▶ _REQUIRED WORK_:
State the number of lines in these records holding "Play". Say nothing more.

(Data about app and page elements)
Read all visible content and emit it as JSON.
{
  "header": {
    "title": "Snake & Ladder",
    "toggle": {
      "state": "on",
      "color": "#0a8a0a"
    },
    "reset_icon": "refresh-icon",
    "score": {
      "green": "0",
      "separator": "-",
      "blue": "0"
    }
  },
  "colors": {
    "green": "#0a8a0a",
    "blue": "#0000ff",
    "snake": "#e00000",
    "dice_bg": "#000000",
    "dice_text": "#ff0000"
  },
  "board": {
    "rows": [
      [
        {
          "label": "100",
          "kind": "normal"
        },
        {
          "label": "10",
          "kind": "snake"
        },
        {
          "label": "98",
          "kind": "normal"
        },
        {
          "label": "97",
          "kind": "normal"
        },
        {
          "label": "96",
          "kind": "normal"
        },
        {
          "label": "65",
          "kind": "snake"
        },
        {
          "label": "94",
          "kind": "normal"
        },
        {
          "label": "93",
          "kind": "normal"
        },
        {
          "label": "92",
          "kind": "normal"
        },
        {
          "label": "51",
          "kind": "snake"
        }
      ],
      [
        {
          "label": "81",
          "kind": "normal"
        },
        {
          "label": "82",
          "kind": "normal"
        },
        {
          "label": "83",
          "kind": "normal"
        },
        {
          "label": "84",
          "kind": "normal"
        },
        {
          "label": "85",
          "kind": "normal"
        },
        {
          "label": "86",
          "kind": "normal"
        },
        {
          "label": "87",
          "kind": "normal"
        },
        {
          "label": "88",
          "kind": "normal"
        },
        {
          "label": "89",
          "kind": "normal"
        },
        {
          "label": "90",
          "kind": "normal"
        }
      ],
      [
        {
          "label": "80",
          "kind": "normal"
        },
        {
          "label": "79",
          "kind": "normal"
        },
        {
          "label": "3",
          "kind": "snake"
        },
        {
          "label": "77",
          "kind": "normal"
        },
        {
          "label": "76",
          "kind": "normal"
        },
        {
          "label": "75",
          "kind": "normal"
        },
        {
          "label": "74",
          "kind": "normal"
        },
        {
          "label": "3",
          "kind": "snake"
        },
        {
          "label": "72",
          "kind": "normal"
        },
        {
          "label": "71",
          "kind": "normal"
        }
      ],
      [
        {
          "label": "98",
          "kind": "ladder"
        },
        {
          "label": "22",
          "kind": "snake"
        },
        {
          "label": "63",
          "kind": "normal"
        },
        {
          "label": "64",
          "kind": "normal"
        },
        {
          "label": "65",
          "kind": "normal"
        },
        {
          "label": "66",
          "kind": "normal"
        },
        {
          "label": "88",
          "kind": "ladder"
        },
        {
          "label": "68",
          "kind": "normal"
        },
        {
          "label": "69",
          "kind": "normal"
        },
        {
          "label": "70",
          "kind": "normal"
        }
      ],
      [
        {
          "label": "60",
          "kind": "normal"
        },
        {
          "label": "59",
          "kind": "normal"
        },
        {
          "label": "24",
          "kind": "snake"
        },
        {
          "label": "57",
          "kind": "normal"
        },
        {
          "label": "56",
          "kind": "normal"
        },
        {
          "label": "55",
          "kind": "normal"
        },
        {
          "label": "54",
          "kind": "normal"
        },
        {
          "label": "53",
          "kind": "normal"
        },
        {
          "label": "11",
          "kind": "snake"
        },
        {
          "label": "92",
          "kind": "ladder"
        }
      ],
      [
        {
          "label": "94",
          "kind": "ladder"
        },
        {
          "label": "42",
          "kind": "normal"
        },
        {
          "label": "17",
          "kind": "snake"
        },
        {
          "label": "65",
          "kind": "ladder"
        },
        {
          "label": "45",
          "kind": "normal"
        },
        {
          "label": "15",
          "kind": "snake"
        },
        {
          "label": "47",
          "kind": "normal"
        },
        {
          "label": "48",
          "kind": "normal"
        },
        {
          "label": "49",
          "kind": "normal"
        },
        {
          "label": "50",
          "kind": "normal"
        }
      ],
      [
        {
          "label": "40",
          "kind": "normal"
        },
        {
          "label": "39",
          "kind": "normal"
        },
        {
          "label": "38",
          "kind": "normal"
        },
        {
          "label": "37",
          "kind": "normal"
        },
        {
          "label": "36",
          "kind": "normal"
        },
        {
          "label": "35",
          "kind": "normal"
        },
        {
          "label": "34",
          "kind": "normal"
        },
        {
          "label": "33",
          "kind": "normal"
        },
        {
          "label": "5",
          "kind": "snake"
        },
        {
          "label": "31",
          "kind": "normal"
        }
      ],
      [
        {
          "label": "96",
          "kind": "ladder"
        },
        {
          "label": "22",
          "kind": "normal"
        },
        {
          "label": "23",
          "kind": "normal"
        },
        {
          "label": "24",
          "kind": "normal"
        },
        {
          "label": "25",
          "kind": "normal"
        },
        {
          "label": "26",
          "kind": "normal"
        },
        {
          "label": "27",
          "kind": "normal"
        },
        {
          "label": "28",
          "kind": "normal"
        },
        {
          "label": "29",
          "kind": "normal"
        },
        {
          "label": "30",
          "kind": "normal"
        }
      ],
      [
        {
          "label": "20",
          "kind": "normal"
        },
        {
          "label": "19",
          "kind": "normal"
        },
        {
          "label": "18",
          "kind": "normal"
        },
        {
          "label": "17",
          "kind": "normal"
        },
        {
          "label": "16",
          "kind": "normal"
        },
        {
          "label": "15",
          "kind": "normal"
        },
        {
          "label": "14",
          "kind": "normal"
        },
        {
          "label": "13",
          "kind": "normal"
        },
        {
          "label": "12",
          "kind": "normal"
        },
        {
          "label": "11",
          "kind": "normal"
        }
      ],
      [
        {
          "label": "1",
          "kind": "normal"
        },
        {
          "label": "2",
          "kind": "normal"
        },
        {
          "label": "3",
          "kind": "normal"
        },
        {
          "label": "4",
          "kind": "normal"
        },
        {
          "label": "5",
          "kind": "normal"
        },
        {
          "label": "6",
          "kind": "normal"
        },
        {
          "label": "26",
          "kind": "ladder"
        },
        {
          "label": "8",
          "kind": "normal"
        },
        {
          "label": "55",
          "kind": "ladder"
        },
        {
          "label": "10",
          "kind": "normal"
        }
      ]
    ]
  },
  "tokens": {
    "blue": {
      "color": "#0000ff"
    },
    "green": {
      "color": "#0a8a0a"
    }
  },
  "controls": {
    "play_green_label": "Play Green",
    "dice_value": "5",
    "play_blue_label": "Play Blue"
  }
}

▶ _RESULT BELOW_:
2